- _TRY IT_
To complete this task, print all the data below exactly but leave out the images.

- _EXERCISE DATA_
_ _ _ _

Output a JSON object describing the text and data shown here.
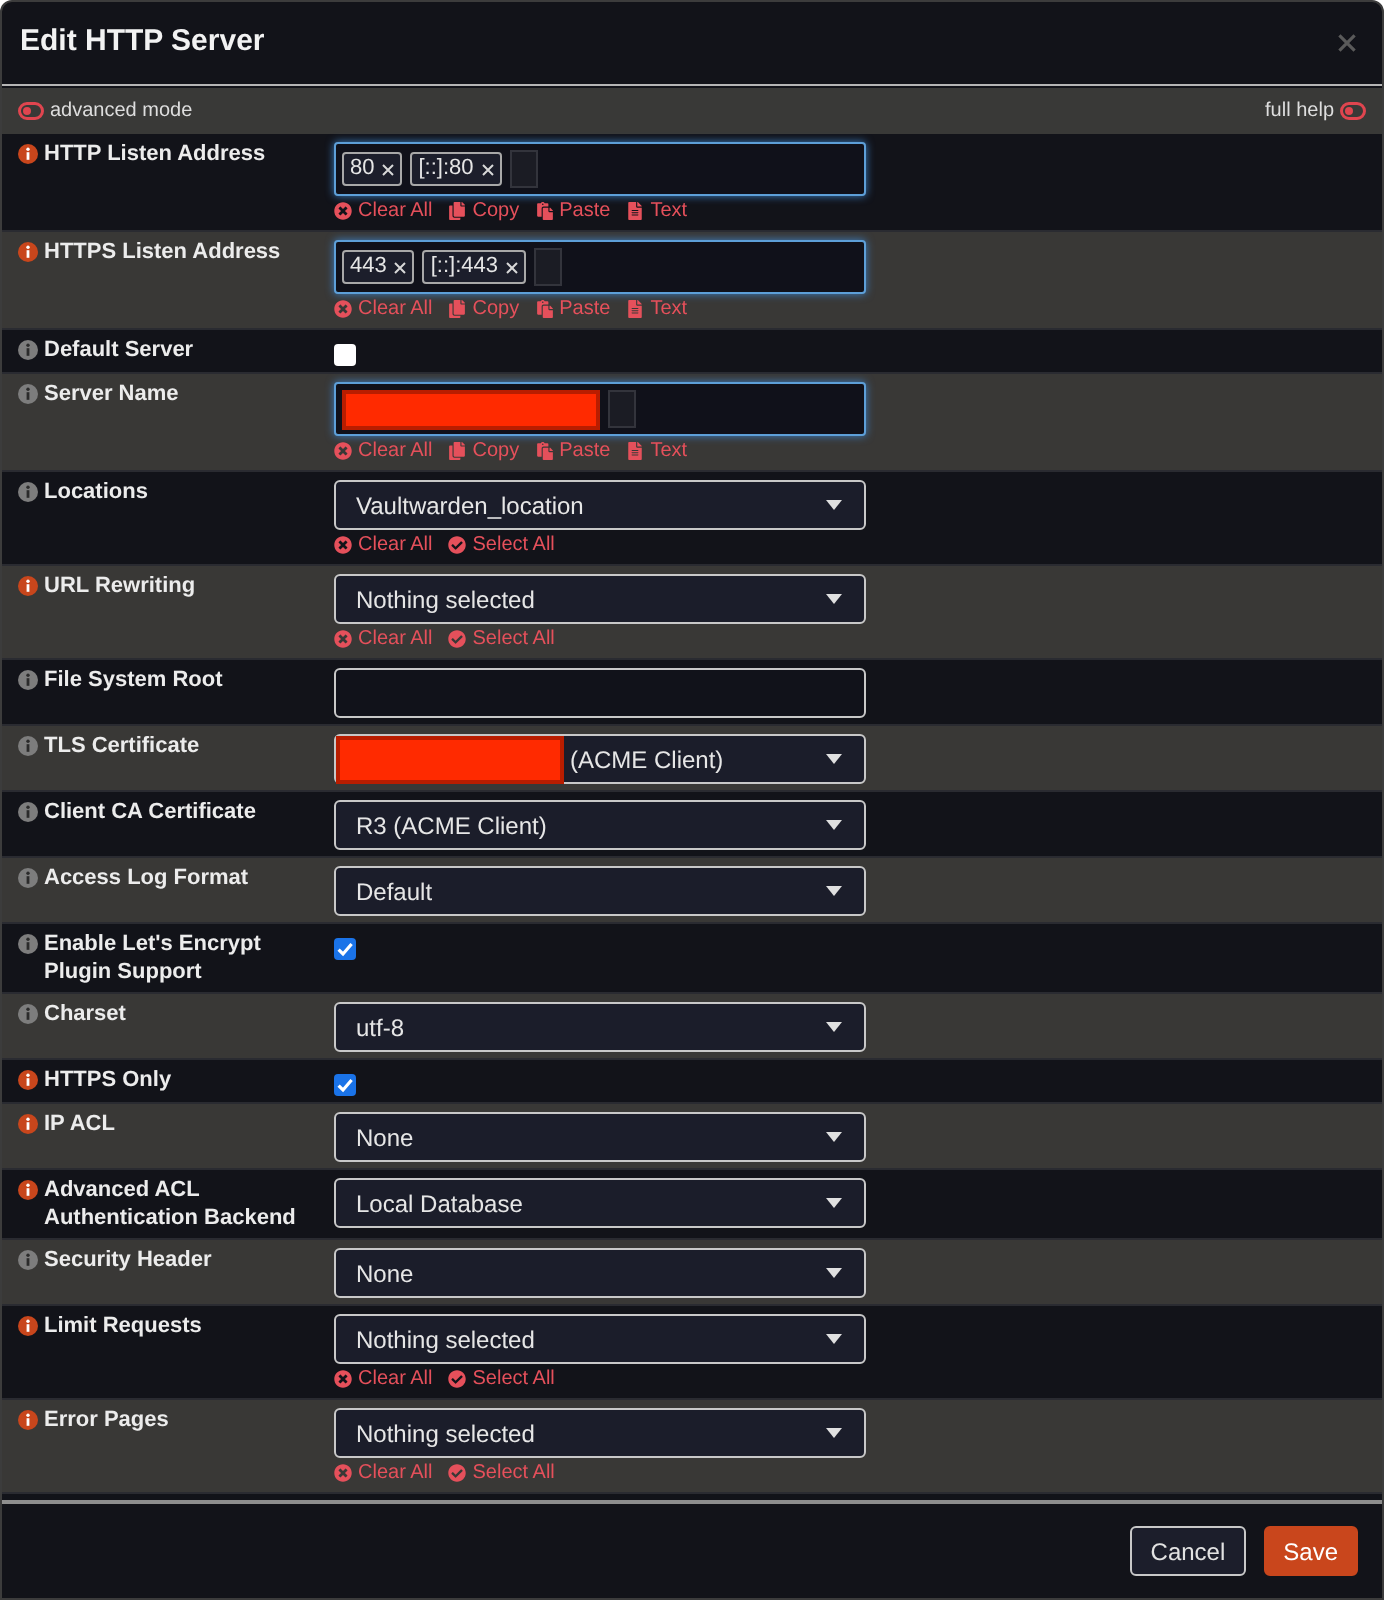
{
  "dialog": {
    "title": "Edit HTTP Server"
  },
  "mode_bar": {
    "advanced_mode": {
      "label": "advanced mode",
      "on": false
    },
    "full_help": {
      "label": "full help",
      "on": false
    }
  },
  "fields": [
    {
      "label": "HTTP Listen Address",
      "highlighted": true,
      "kind": "tags",
      "tags": [
        {
          "label": "80",
          "redacted": false
        },
        {
          "label": "[::]:80",
          "redacted": false
        }
      ],
      "actions": [
        {
          "kind": "clear",
          "label": "Clear All"
        },
        {
          "kind": "copy",
          "label": "Copy"
        },
        {
          "kind": "paste",
          "label": "Paste"
        },
        {
          "kind": "text",
          "label": "Text"
        }
      ]
    },
    {
      "label": "HTTPS Listen Address",
      "highlighted": true,
      "kind": "tags",
      "tags": [
        {
          "label": "443",
          "redacted": false
        },
        {
          "label": "[::]:443",
          "redacted": false
        }
      ],
      "actions": [
        {
          "kind": "clear",
          "label": "Clear All"
        },
        {
          "kind": "copy",
          "label": "Copy"
        },
        {
          "kind": "paste",
          "label": "Paste"
        },
        {
          "kind": "text",
          "label": "Text"
        }
      ]
    },
    {
      "label": "Default Server",
      "highlighted": false,
      "kind": "checkbox",
      "checked": false
    },
    {
      "label": "Server Name",
      "highlighted": false,
      "kind": "tags",
      "tags": [
        {
          "redacted": true
        }
      ],
      "actions": [
        {
          "kind": "clear",
          "label": "Clear All"
        },
        {
          "kind": "copy",
          "label": "Copy"
        },
        {
          "kind": "paste",
          "label": "Paste"
        },
        {
          "kind": "text",
          "label": "Text"
        }
      ]
    },
    {
      "label": "Locations",
      "highlighted": false,
      "kind": "select",
      "value": "Vaultwarden_location",
      "redacted": false,
      "actions": [
        {
          "kind": "clear",
          "label": "Clear All"
        },
        {
          "kind": "select_all",
          "label": "Select All"
        }
      ]
    },
    {
      "label": "URL Rewriting",
      "highlighted": true,
      "kind": "select",
      "value": "Nothing selected",
      "redacted": false,
      "actions": [
        {
          "kind": "clear",
          "label": "Clear All"
        },
        {
          "kind": "select_all",
          "label": "Select All"
        }
      ]
    },
    {
      "label": "File System Root",
      "highlighted": false,
      "kind": "text"
    },
    {
      "label": "TLS Certificate",
      "highlighted": false,
      "kind": "select",
      "value": "(ACME Client)",
      "redacted": true
    },
    {
      "label": "Client CA Certificate",
      "highlighted": false,
      "kind": "select",
      "value": "R3 (ACME Client)",
      "redacted": false
    },
    {
      "label": "Access Log Format",
      "highlighted": false,
      "kind": "select",
      "value": "Default",
      "redacted": false
    },
    {
      "label": "Enable Let's Encrypt Plugin Support",
      "highlighted": false,
      "kind": "checkbox",
      "checked": true
    },
    {
      "label": "Charset",
      "highlighted": false,
      "kind": "select",
      "value": "utf-8",
      "redacted": false
    },
    {
      "label": "HTTPS Only",
      "highlighted": true,
      "kind": "checkbox",
      "checked": true
    },
    {
      "label": "IP ACL",
      "highlighted": true,
      "kind": "select",
      "value": "None",
      "redacted": false
    },
    {
      "label": "Advanced ACL Authentication Backend",
      "highlighted": true,
      "kind": "select",
      "value": "Local Database",
      "redacted": false
    },
    {
      "label": "Security Header",
      "highlighted": false,
      "kind": "select",
      "value": "None",
      "redacted": false
    },
    {
      "label": "Limit Requests",
      "highlighted": true,
      "kind": "select",
      "value": "Nothing selected",
      "redacted": false,
      "actions": [
        {
          "kind": "clear",
          "label": "Clear All"
        },
        {
          "kind": "select_all",
          "label": "Select All"
        }
      ]
    },
    {
      "label": "Error Pages",
      "highlighted": true,
      "kind": "select",
      "value": "Nothing selected",
      "redacted": false,
      "actions": [
        {
          "kind": "clear",
          "label": "Clear All"
        },
        {
          "kind": "select_all",
          "label": "Select All"
        }
      ]
    }
  ],
  "buttons": [
    {
      "label": "Cancel",
      "kind": "secondary"
    },
    {
      "label": "Save",
      "kind": "primary"
    }
  ]
}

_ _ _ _

- _RESPONSE TO THE EXERCISE_
Output a JSON object describing the text and data shown here.
{
  "dialog": {
    "title": "Edit HTTP Server"
  },
  "mode_bar": {
    "advanced_mode": {
      "label": "advanced mode",
      "on": false
    },
    "full_help": {
      "label": "full help",
      "on": false
    }
  },
  "fields": [
    {
      "label": "HTTP Listen Address",
      "highlighted": true,
      "kind": "tags",
      "tags": [
        {
          "label": "80",
          "redacted": false
        },
        {
          "label": "[::]:80",
          "redacted": false
        }
      ],
      "actions": [
        {
          "kind": "clear",
          "label": "Clear All"
        },
        {
          "kind": "copy",
          "label": "Copy"
        },
        {
          "kind": "paste",
          "label": "Paste"
        },
        {
          "kind": "text",
          "label": "Text"
        }
      ]
    },
    {
      "label": "HTTPS Listen Address",
      "highlighted": true,
      "kind": "tags",
      "tags": [
        {
          "label": "443",
          "redacted": false
        },
        {
          "label": "[::]:443",
          "redacted": false
        }
      ],
      "actions": [
        {
          "kind": "clear",
          "label": "Clear All"
        },
        {
          "kind": "copy",
          "label": "Copy"
        },
        {
          "kind": "paste",
          "label": "Paste"
        },
        {
          "kind": "text",
          "label": "Text"
        }
      ]
    },
    {
      "label": "Default Server",
      "highlighted": false,
      "kind": "checkbox",
      "checked": false
    },
    {
      "label": "Server Name",
      "highlighted": false,
      "kind": "tags",
      "tags": [
        {
          "redacted": true
        }
      ],
      "actions": [
        {
          "kind": "clear",
          "label": "Clear All"
        },
        {
          "kind": "copy",
          "label": "Copy"
        },
        {
          "kind": "paste",
          "label": "Paste"
        },
        {
          "kind": "text",
          "label": "Text"
        }
      ]
    },
    {
      "label": "Locations",
      "highlighted": false,
      "kind": "select",
      "value": "Vaultwarden_location",
      "redacted": false,
      "actions": [
        {
          "kind": "clear",
          "label": "Clear All"
        },
        {
          "kind": "select_all",
          "label": "Select All"
        }
      ]
    },
    {
      "label": "URL Rewriting",
      "highlighted": true,
      "kind": "select",
      "value": "Nothing selected",
      "redacted": false,
      "actions": [
        {
          "kind": "clear",
          "label": "Clear All"
        },
        {
          "kind": "select_all",
          "label": "Select All"
        }
      ]
    },
    {
      "label": "File System Root",
      "highlighted": false,
      "kind": "text"
    },
    {
      "label": "TLS Certificate",
      "highlighted": false,
      "kind": "select",
      "value": "(ACME Client)",
      "redacted": true
    },
    {
      "label": "Client CA Certificate",
      "highlighted": false,
      "kind": "select",
      "value": "R3 (ACME Client)",
      "redacted": false
    },
    {
      "label": "Access Log Format",
      "highlighted": false,
      "kind": "select",
      "value": "Default",
      "redacted": false
    },
    {
      "label": "Enable Let's Encrypt Plugin Support",
      "highlighted": false,
      "kind": "checkbox",
      "checked": true
    },
    {
      "label": "Charset",
      "highlighted": false,
      "kind": "select",
      "value": "utf-8",
      "redacted": false
    },
    {
      "label": "HTTPS Only",
      "highlighted": true,
      "kind": "checkbox",
      "checked": true
    },
    {
      "label": "IP ACL",
      "highlighted": true,
      "kind": "select",
      "value": "None",
      "redacted": false
    },
    {
      "label": "Advanced ACL Authentication Backend",
      "highlighted": true,
      "kind": "select",
      "value": "Local Database",
      "redacted": false
    },
    {
      "label": "Security Header",
      "highlighted": false,
      "kind": "select",
      "value": "None",
      "redacted": false
    },
    {
      "label": "Limit Requests",
      "highlighted": true,
      "kind": "select",
      "value": "Nothing selected",
      "redacted": false,
      "actions": [
        {
          "kind": "clear",
          "label": "Clear All"
        },
        {
          "kind": "select_all",
          "label": "Select All"
        }
      ]
    },
    {
      "label": "Error Pages",
      "highlighted": true,
      "kind": "select",
      "value": "Nothing selected",
      "redacted": false,
      "actions": [
        {
          "kind": "clear",
          "label": "Clear All"
        },
        {
          "kind": "select_all",
          "label": "Select All"
        }
      ]
    }
  ],
  "buttons": [
    {
      "label": "Cancel",
      "kind": "secondary"
    },
    {
      "label": "Save",
      "kind": "primary"
    }
  ]
}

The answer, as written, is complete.